The other key problem is that football is ultimately about trade-offs. And the formula is rather simple: if you are good at attacking and concede a goal, you can continue doing what you're good at (attacking) and catch up. And if you're good at attacking and you score, you can keep attacking and add to your margin.
Now flip it around. Let's say you're good at defending and score. Great! You will continue defending, which you're good at. But you won't necessarily be adding to your margin, which means that you can fall victim to a refereeing error, an individual mistake or a moment of brilliance from the opposition.

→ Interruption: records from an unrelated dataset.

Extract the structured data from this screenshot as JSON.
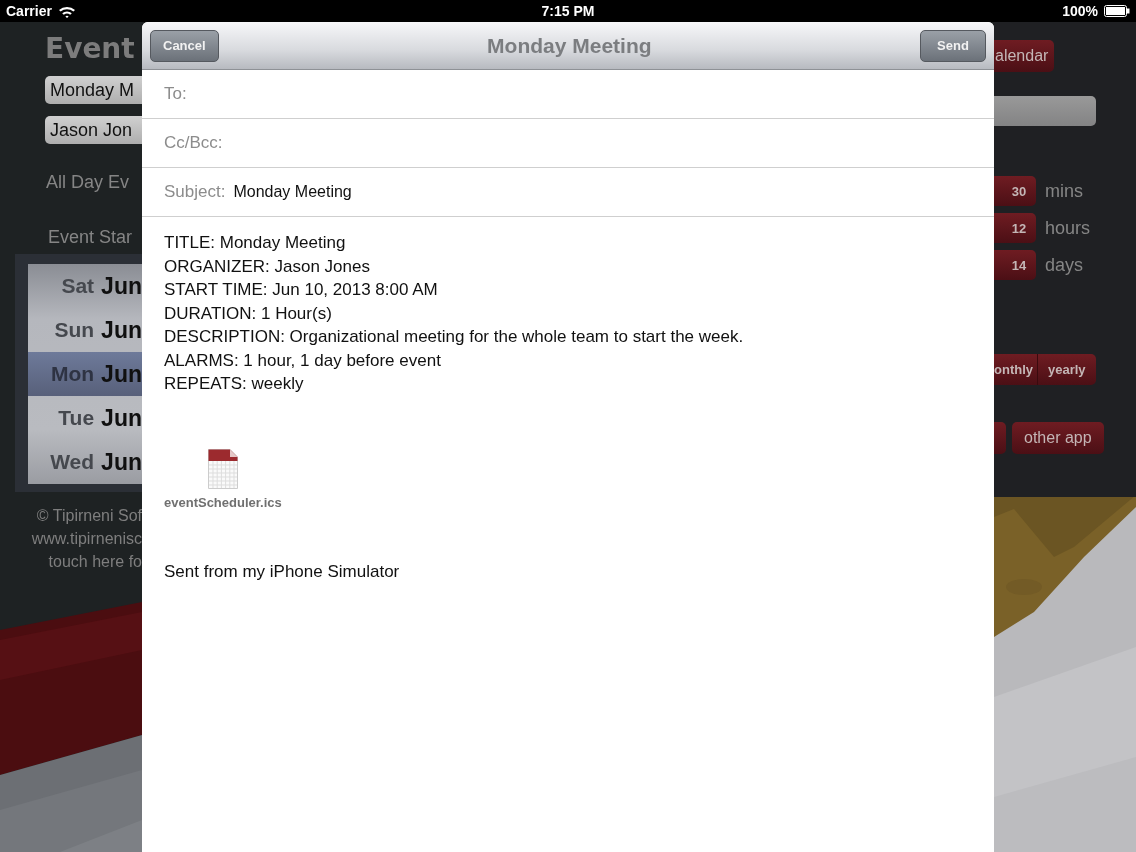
{
  "status_bar": {
    "carrier": "Carrier",
    "time": "7:15 PM",
    "battery": "100%"
  },
  "background_app": {
    "left": {
      "logo": "Event",
      "fields": [
        "Monday M",
        "Jason Jon"
      ],
      "labels": [
        "All Day Ev",
        "Event Star"
      ],
      "picker_rows": [
        {
          "day": "Sat",
          "month": "Jun",
          "selected": false
        },
        {
          "day": "Sun",
          "month": "Jun",
          "selected": false
        },
        {
          "day": "Mon",
          "month": "Jun",
          "selected": true
        },
        {
          "day": "Tue",
          "month": "Jun",
          "selected": false
        },
        {
          "day": "Wed",
          "month": "Jun",
          "selected": false
        }
      ],
      "footer": [
        "© Tipirneni Sof",
        "www.tipirnenisc",
        "touch here fo"
      ],
      "picture": {
        "kind": "picture"
      }
    },
    "right": {
      "calendar_button": "alendar",
      "alarm_rows": [
        {
          "value": "30",
          "unit": "mins"
        },
        {
          "value": "12",
          "unit": "hours"
        },
        {
          "value": "14",
          "unit": "days"
        }
      ],
      "repeat_segments": [
        "onthly",
        "yearly"
      ],
      "other_app_button": "other app",
      "picture": {
        "kind": "picture"
      }
    }
  },
  "mail": {
    "cancel": "Cancel",
    "title": "Monday Meeting",
    "send": "Send",
    "fields": [
      {
        "label": "To:"
      },
      {
        "label": "Cc/Bcc:"
      },
      {
        "label": "Subject:",
        "value": "Monday Meeting"
      }
    ],
    "body_lines": [
      "TITLE: Monday Meeting",
      "ORGANIZER: Jason Jones",
      "START TIME: Jun 10, 2013 8:00 AM",
      "DURATION: 1 Hour(s)",
      "DESCRIPTION: Organizational meeting for the whole team to start the week.",
      "ALARMS: 1 hour, 1 day before event",
      "REPEATS: weekly"
    ],
    "attachment": {
      "filename": "eventScheduler.ics"
    },
    "signature": "Sent from my iPhone Simulator"
  }
}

The real problem, though comes if you're a defensive team and you concede. At that stage, you need to take the initiative and attack, which won't be your forte. In a low-scoring sport, so if you don't maximize your opportunities to score, you can pay a hefty price.
Obviously, if you're good at counterattacking, taking the lead gives you an enormous edge. You saw it with Atletico in the first leg, when Saul's early moment of individual genius gave them the lead. The problem with such goals is that you don't know when -- or if -- they're going to come. Just as you don't know when -- or if -- someone will make a mistake, whether that someone is the opposition or the referee.
In other words, it's a gamble.
This doesn't mean that Simeone should have taken a different approach. On the contrary, he kept it tight and waited for something to happen, and chance and probability decreed that this positive "something" happened early. Had he gone toe-to-toe and tried to outplay Bayern or Barcelona, who simply have better players, his chances of winning would likely have dropped.
The interesting question as I see it is whether Simeone would have played this way if he had been the one at the helm of Bayern or Barcelona. I'm pretty sure he would not. "I don't know what I'll be as a manager," he told me several years ago, when he had just retired and was studying furiously for a coaching career. "But I'm increasingly convinced of two things: you will be more comfortable if your team reflects your personality, and you need to work with what you have and exploit the moment and the situation, masking your weaknesses and emphasizing your strengths."
Sure, if you look at the broader definition of "Cholismo," there's plenty to be copied and admired in Atletico Madrid: the players' tremendous application and execution, their intensity, and the obvious connection they have with their fans, which creates a virtuous cycle. Much of that is down to Simeone, who imbues his team with spirit, positivity and self-belief. But every coach tries to do that. It's not rocket science, it's just that Simeone does it better than most. And he has the tools to do it.
If, however, you look at a narrower definition and take "Cholismo" to be defensive organization that is just about aggression, a safety-first mentality and nicking goals on the counter and set pieces (and, like I said above, there is much more to Atletico than that), you're off base if you think this is a harbinger of some kind of tactical revolution, at least for the biggest, best-resourced clubs.
Simply put, if you're one of the big boys, you're going to have a lot of the ball against most opponents. And you had better have a clear idea of what to do with it.
Gabriele Marcotti is a senior writer for ESPN FC. Follow him on Twitter @Marcotti.